To answer our questions we can make use of some data wrangling and data visualization techniques. Some examples (addressing the questions above) are shown below:
Which presidential candidate won a majority in more states, and how many votes did they get?
results_president dataset, we can also see what actually happened in the 2016 elections.
Here is how we can summarize the number of wins by candidate:
wins <- left_join(results_president, candidates) %>% group_by(cand_id, cand_name) %>% summarise( total_votes = sum(general_votes, na.rm = TRUE), states_won = sum(won) ) %>% arrange(desc(total_votes)) head(wins) #> # A tibble: 6 x 4 #> # Groups: cand_id  #> cand_id cand_name total_votes states_won #> <chr> <chr> <dbl> <int> #> 1 P00003392 "CLINTON, HILLARY RODHAM / TIMOTHY MICHAEL K… 65853514 21 #> 2 P80001571 "TRUMP, DONALD J. / MICHAEL R. PENCE " 62984828 30 #> 3 P20002671 "JOHNSON, GARY / WILLIAM \"BILL\" WELD" 4489341 0 #> 4 P20003984 "STEIN, JILL" 1457218 0 #> 5 P60022654 "MCMULLIN, EVAN / MINDY FINN" 731991 0 #> 6 P60021102 "CASTLE, DARRELL LANE" 203090 0
Compare these results to those reported by the Wikipedia. We can show the results using a simple bar chart:
Each win is for a single state. There are 51 total wins for the 50 States and Washington, D.C.
ggplot( wins %>% head(6), aes(x = reorder(cand_name, total_votes), y = total_votes, fill = cand_id) ) + geom_col() + scale_fill_discrete(guide = FALSE) + scale_y_continuous(labels = comma) + labs( title = "2016 Presidential Election", subtitle = "Total votes", x = NULL, y = "Number of Votes" ) + coord_flip()
We can see that Hillary Clinton earned the most votes.
What is the relationship between contributions of candidates in the house and total votes they get?
Here we investigate what kind of relationship, if any, the candidates with over a 1000 votes got with the total contributions they made.
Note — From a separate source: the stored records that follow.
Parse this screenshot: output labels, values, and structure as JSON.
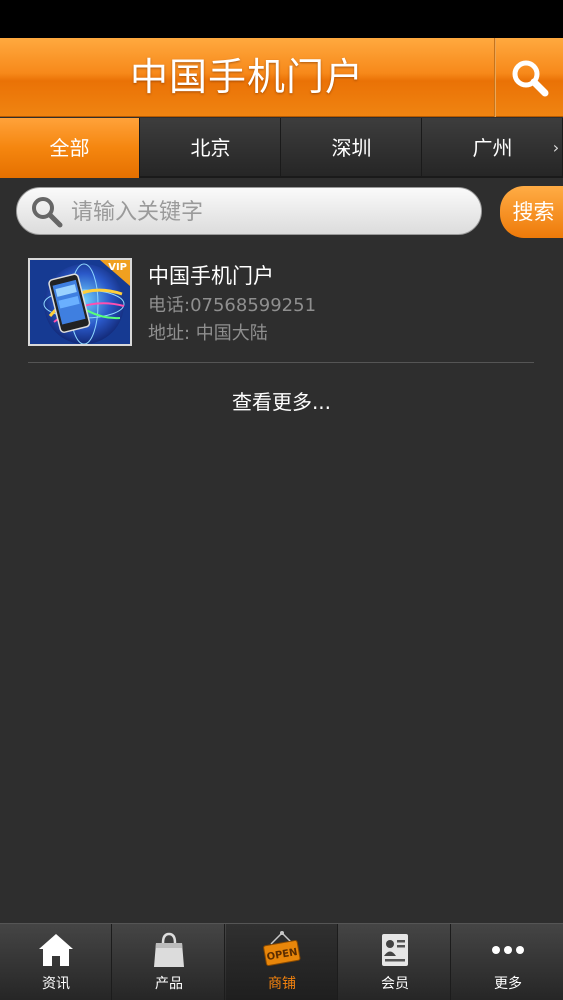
{
  "header": {
    "title": "中国手机门户"
  },
  "tabs": {
    "left_arrow": "‹",
    "right_arrow": "›",
    "items": [
      {
        "label": "全部"
      },
      {
        "label": "北京"
      },
      {
        "label": "深圳"
      },
      {
        "label": "广州"
      }
    ]
  },
  "search": {
    "placeholder": "请输入关键字",
    "value": "",
    "button_label": "搜索"
  },
  "listing": {
    "badge": "VIP",
    "name": "中国手机门户",
    "phone": "电话:07568599251",
    "address": "地址: 中国大陆"
  },
  "view_more": "查看更多...",
  "bottom_nav": [
    {
      "label": "资讯",
      "icon": "home-icon"
    },
    {
      "label": "产品",
      "icon": "shopping-bag-icon"
    },
    {
      "label": "商铺",
      "icon": "open-sign-icon",
      "sign_text": "OPEN"
    },
    {
      "label": "会员",
      "icon": "member-card-icon"
    },
    {
      "label": "更多",
      "icon": "more-dots-icon"
    }
  ],
  "colors": {
    "accent": "#f08411",
    "background": "#2e2e2e",
    "active_nav": "#f2820e"
  }
}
We are interested in candidates with an ID number so we can join them with the contribution data set by using
all_contributions <- fec16::read_all_contributions() results_by_cand <- left_join(results_house, candidates, by = "cand_id") %>% left_join(all_contributions, by = "cand_id") %>% group_by(cand_id, cand_name, cand_pty_affiliation) %>% summarise( sum_votes = sum(general_votes), contribution = sum(transaction_amt) ) %>% filter(sum_votes > 1000) head(results_by_cand)
#> # A tibble: 6 x 5 #> # Groups: cand_id, cand_name  #> cand_id cand_name cand_pty_affiliation sum_votes contribution #> <chr> <chr> <chr> <dbl> <dbl> #> 1 H0AL02087 ROBY, MARTHA REP 63801078 1105157 #> 2 H0AL05163 BROOKS, MO REP 30641403 251855 #> 3 H0AL07086 SEWELL, TERRYCINA ANDREA DEM 169016210 1249038 #> 4 H0AR01083 CRAWFORD, ERIC ALAN RICK REP 45047170 385616 #> 5 H0AR03055 WOMACK, STEVE REP 73193704 568116 #> 6 H0AZ01259 GOSAR, PAUL DR. REP 78139008 680874
Next, we plot the contributions and votes on a scatter plot and plot a trend line that would make it easy for us to see the relationship. Since there are outliers in the data, it is best to not use a continuous axis scale in order to see all of the points.
As we can see, the highest contributors got the highest amount of votes so it has a positive correlation, but then it falls after a large contribution amount.
What is the distribution of number of votes across winners in the US House of Representatives?
Visualize the results of the popular vote in the elections and see how many people voted:
house_winners <- left_join(results_house, candidates, by = "cand_id") %>% mutate(party_1 = str_sub(party, 1, 1)) %>% filter(won, state %in% state.abb) %>% group_by(cand_id, cand_name, party_1) %>% summarize( total_votes = sum(general_votes), total_pct = sum(general_percent), ) ggplot( house_winners, aes( x = total_votes, y = total_pct, color = party_1 ) ) + geom_point() + labs( title = "Not all Congressional Races are the same", fill = "Candidate", x = "Total Votes", "Total Percent" ) + scale_y_continuous(labels = comma)